Swimming in the fountain of youth
The fountain of youth might just be in a lap pool near you, according to research at Indiana University Bloomington's Counsilman Center for the Science of Swimming, which is examining the effects of long-term participation in vigorous activity on "optimal aging."
The researchers are adding a new twist to aging research by studying a very active population. Recent studies, says Counsilman Center Director Joel Stager, often are drawn from a diseased or declining population, casting them as the 'general' population.
"Are Masters Swimmers unique, or are we what 'normal' people should look like?" Stager recently told USMS Swimmer, the official magazine of United States Masters Swimming.
The IUB researchers conducted a battery of tests on elite swimmers -- United States Masters Swimmers competing in the U.S. championships in 2004 and in the FINA world championships at Stanford in 2006. They measured age markers, whose physiological functional capacity typically decline by 0.5 percent to 1 percent per year beginning around the age of 35, and compared their findings with similar data collected on the general population. From their 2004 data, they found that regular and fairly intensive swimming substantially delayed the decline of such age markers as blood pressure, muscle mass, blood chemistry and pulmonary function.
"We're starting to find out that a lot of the decline is probably related to a decline in activity rather than aging per se," said Stager, a professor in IUB's Department of Kinesiology. "The hypothesis is that activity preserves physiological function."
The researchers found that by regularly swimming 3,500 to 5,000 yards (roughly 2 to 3 miles) three to five times a week, the USMS swimmers examined in 2004 postponed the aging process, not only for years but for decades. They found that many of the swimmers delayed this natural decline until the age of 70. Stager, who also competed at the FINA Masters World Championships this summer, is an avid swimmer himself, swimming roughly 3,000 yards per day five times a week. For recreational swimmers, any amount of swimming is beneficial, he said, particularly for the least active. A workout should depend on goals, such as preparing for competition, improving fitness or seeking health and well-being benefits.
"The health and well-being benefits start with a minimal amount of swimming," Stager said. "If you want the fitness effect, you'll need to look at getting your heart rate up and boosting the intensity."

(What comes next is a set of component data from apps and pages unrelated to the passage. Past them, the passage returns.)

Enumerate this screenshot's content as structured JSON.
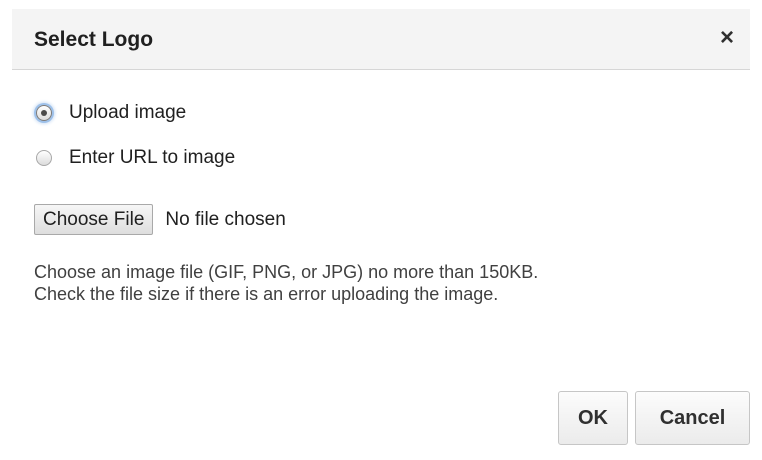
{
  "dialog": {
    "title": "Select Logo",
    "close_icon": "×"
  },
  "options": [
    {
      "label": "Upload image",
      "selected": true
    },
    {
      "label": "Enter URL to image",
      "selected": false
    }
  ],
  "file_input": {
    "button_label": "Choose File",
    "status": "No file chosen"
  },
  "help": {
    "line1": "Choose an image file (GIF, PNG, or JPG) no more than 150KB.",
    "line2": "Check the file size if there is an error uploading the image."
  },
  "buttons": {
    "ok_label": "OK",
    "cancel_label": "Cancel"
  }
}
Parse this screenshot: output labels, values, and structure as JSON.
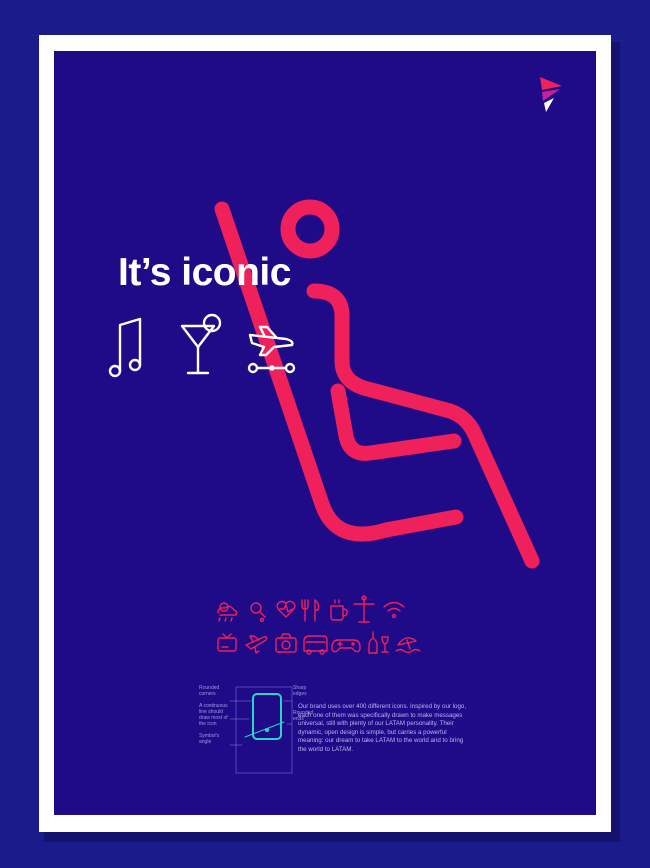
{
  "title": "It’s iconic",
  "body_text": "Our brand uses over 400 different icons. Inspired by our logo, each one of them was specifically drawn to make messages universal, still with plenty of our LATAM personality. Their dynamic, open design is simple, but carries a powerful meaning: our dream to take LATAM to the world and to bring the world to LATAM.",
  "diagram_labels": {
    "rounded_corners": "Rounded corners",
    "continuous_line": "A continuous line should draw most of the icon",
    "symbols_angle": "Symbol's angle",
    "sharp_edges": "Sharp edges",
    "rounded_ends": "Rounded ends"
  },
  "colors": {
    "background": "#1c1b8c",
    "frame": "#ffffff",
    "poster": "#1f0a88",
    "accent": "#f0205a",
    "icon_line": "#ffffff",
    "diagram": "#2ad4c8"
  },
  "icons": {
    "header": [
      "music-note-icon",
      "cocktail-icon",
      "plane-route-icon"
    ],
    "hero": "seated-passenger-icon",
    "logo": "latam-logo-icon",
    "grid_row1": [
      "weather-icon",
      "search-icon",
      "heart-icon",
      "dining-icon",
      "coffee-icon",
      "statue-icon",
      "wifi-icon"
    ],
    "grid_row2": [
      "tv-icon",
      "plane-icon",
      "camera-icon",
      "bus-icon",
      "gamepad-icon",
      "wine-icon",
      "beach-icon"
    ]
  }
}
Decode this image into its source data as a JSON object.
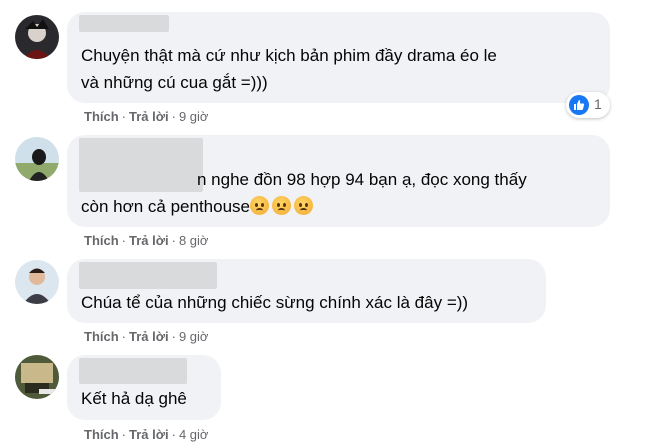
{
  "comments": [
    {
      "text_lines": [
        "Chuyện thật mà cứ như kịch bản phim đầy drama éo le",
        "và những cú cua gắt =)))"
      ],
      "actions": {
        "like": "Thích",
        "reply": "Trả lời",
        "time": "9 giờ"
      },
      "reaction": {
        "icon": "like-icon",
        "count": "1",
        "color": "#1877f2"
      }
    },
    {
      "text_lines": [
        "n nghe đồn 98 hợp 94 bạn ạ, đọc xong thấy",
        "còn hơn cả penthouse"
      ],
      "emojis": [
        "worried-face-icon",
        "worried-face-icon",
        "worried-face-icon"
      ],
      "actions": {
        "like": "Thích",
        "reply": "Trả lời",
        "time": "8 giờ"
      }
    },
    {
      "text_lines": [
        "Chúa tể của những chiếc sừng chính xác là đây =))"
      ],
      "actions": {
        "like": "Thích",
        "reply": "Trả lời",
        "time": "9 giờ"
      }
    },
    {
      "text_lines": [
        "Kết hả dạ ghê"
      ],
      "actions": {
        "like": "Thích",
        "reply": "Trả lời",
        "time": "4 giờ"
      }
    }
  ],
  "colors": {
    "bubble": "#f0f2f5",
    "action_text": "#65676b",
    "like_blue": "#1877f2"
  }
}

Stager said most of the male and female swimmers examined in spring 2004 reported swimming 3,500 to 5,000 yards five days a week. He received a grant from USMS to get a better grasp of how much swimmers actually swim, using accelerometers to measure how often, how far and how intensely they swim. He received another USMS grant to focus his research on the relationship between swimming, aging and muscle mass and function. The loss of muscle mass is a big concern among the aging, he said, because of its effect on range of motion and quality of life.